Among the entries that follow, some lines contain the word "header". Show all of them.

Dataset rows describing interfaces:
- Opening Delimiter -

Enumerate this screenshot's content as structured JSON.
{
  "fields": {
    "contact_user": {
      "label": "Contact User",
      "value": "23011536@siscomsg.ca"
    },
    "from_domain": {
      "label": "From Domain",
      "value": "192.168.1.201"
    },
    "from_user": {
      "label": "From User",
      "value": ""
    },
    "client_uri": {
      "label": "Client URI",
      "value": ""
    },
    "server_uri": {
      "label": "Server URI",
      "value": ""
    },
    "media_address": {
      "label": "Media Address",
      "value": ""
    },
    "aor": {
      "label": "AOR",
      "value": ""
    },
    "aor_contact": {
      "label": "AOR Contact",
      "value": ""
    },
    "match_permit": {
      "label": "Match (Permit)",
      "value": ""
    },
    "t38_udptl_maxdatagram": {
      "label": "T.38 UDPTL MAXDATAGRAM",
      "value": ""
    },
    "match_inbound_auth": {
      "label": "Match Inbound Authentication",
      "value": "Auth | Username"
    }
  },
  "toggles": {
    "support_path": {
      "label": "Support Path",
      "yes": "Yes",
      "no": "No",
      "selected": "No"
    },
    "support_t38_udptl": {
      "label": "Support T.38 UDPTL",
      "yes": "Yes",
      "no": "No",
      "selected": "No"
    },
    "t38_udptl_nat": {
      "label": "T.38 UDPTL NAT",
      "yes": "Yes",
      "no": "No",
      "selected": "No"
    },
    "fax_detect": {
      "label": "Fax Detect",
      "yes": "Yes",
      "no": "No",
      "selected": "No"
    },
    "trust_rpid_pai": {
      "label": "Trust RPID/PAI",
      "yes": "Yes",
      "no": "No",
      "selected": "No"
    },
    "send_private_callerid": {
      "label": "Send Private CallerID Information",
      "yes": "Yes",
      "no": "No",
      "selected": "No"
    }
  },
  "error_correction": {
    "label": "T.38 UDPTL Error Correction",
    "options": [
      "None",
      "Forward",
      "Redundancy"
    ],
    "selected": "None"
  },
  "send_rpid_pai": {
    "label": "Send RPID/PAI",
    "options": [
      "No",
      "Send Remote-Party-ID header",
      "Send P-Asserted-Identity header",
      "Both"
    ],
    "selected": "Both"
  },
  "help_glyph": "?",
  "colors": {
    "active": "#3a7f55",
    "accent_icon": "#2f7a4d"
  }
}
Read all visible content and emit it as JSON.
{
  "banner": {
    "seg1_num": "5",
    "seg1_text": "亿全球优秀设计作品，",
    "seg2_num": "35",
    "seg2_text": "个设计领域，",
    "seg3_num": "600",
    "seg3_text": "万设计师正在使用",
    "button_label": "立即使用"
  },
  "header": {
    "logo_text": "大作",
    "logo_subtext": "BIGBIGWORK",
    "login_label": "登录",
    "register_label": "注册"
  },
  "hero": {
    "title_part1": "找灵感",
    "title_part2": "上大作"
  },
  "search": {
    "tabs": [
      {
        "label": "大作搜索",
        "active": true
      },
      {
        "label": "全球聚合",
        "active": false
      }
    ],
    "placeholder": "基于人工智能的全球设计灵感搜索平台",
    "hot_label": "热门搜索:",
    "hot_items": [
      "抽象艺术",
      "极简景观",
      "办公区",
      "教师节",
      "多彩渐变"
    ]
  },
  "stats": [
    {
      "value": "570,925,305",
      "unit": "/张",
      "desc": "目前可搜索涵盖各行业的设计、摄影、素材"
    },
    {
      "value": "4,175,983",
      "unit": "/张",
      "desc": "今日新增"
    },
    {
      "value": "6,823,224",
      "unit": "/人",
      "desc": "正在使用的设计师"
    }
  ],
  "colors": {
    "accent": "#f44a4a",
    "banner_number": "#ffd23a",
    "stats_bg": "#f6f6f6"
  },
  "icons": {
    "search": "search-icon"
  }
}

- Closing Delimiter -

Finished exercise:
      "Send Remote-Party-ID header",
      "Send P-Asserted-Identity header",
  "header": {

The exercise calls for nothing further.